This cult of blood is part of the Catholic cult of suffering and self-flagellation – beloved still today by Mother Teresa’s followers and Opus Dei. Morbid ‘crucifixionism’, as can be seen in Italian films on the Crucifixion or the Gibson film ‘The Passion of Christ’, the portrayal of the bleeding human-being Christ (‘Jesus’) on the Cross, is indeed partly why Protestantism rejects the Cross, seeing it as a symbol of death, instead of what it is, the symbol of Life and victory over death. It may be that the Arian-Protestant sect, the Jehovah’s Witnesses, also rejects blood transfusions as a result of the rejection of what it associates with Catholicism.
Bullfighting is unknown in once Protestant countries (although here bearbaiting, cockfighting and until recently fox-hunting were once very popular). Today, in these countries all such blood-sports are frowned on and even detested because of the prevalence of secularist values with political correctness and animal rights. Since, for secularists, human-beings are merely intelligent animals, we should not treat animals any differently from Western human beings. (Non-Western human-beings may be massacred freely, however, as in Rwanda, Serbia, Afghanistan, Iraq, Syria, Libya and the Ukraine).
Why then do we Orthodox not cultivate bullfighting? Because in Orthodoxy, although and because we partake of the Body and Blood of Christ in Communion, we have no cult of blood, no ‘crucifixionism’. As Orthodox, we consider that we suffer enough simply by being faithful Orthodox Christians – not least through persecution by Catholicism and Protestantism, and we do not artificially seek or create suffering or entertain morbid images of torture of the human body.
We do not tolerate self-flagellation or a morbid cult of death, blood and human remains – the wax dummies that dead Catholic saints are turned into (which is quite different from the veneration of holy relics). This is because we do not imitate Christ outwardly, but imitate Him inwardly. Thus, we live in the Risen Christ, through the Holy Spirit, by Whom the Church, Whose Head is Christ and Which is the Risen Body of Christ, lives. Our cult is not of death, but of Life, of the Spirit, of the Victorious Resurrection, of Christ triumphant on the Cross.
Source: http://www.events.orthodoxengland.org.uk/orthodoxy-on-bullfighting-a-possible-future-revolution-in-russia-religious-statues-and-homosexuality-four-questions-from-recent-correspondence/, opened 3 Oct. 2017
Afterword on ‘Southern Christianity: The Shortcomings of the ‘Personal Relationship with Jesus’ Theology’
In order to clarify that the Orthodox experience of the Uncreated Light of God is always a personal one (never an impersonal one, as with the Roman Catholic conception of God as an impersonal essence), we thought it best to add this short comment from a Transfiguration sermon of Bishop Maxim:
‘Speaking of the Uncreated Energies revealed as Light at the Transfiguration, Vladika noted that the Energies can never be separated from the Person of God, or from the experience of God as Person.’
Source: http://sainthermanmonastery.org/2017/08/24/bishop-maxim-visits-for-the-feast-of-transfiguration-2017/, opened 30 Sept. 2017
This article is a good illustration of true Orthodox life being lived out here in the States.
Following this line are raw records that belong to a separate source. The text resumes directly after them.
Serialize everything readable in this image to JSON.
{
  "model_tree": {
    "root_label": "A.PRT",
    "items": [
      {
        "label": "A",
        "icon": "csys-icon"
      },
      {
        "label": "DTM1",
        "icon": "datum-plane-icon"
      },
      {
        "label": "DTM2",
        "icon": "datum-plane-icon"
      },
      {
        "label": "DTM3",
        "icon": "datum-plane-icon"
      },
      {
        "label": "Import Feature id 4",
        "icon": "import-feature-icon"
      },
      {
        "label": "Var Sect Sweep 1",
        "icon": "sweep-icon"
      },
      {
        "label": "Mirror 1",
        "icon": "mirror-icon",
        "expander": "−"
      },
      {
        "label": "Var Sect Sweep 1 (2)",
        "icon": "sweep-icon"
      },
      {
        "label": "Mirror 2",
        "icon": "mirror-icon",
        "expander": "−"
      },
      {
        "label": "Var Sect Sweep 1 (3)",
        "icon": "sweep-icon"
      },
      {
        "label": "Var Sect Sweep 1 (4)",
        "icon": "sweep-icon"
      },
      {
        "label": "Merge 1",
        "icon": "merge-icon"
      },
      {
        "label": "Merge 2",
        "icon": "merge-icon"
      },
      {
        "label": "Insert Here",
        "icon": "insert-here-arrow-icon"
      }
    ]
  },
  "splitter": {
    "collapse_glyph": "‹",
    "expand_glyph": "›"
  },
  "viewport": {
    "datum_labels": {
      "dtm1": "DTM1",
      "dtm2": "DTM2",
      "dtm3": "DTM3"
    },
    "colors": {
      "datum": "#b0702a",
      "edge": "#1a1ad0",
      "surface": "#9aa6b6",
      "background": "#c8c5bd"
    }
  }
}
Thanks be to God that it is also being embraced by more and more Southerners as well:
Holy Ælfred the Great, King of England, South Patron, pray for us sinners at the Souð, unworthy though we are!
Anathema to the Union!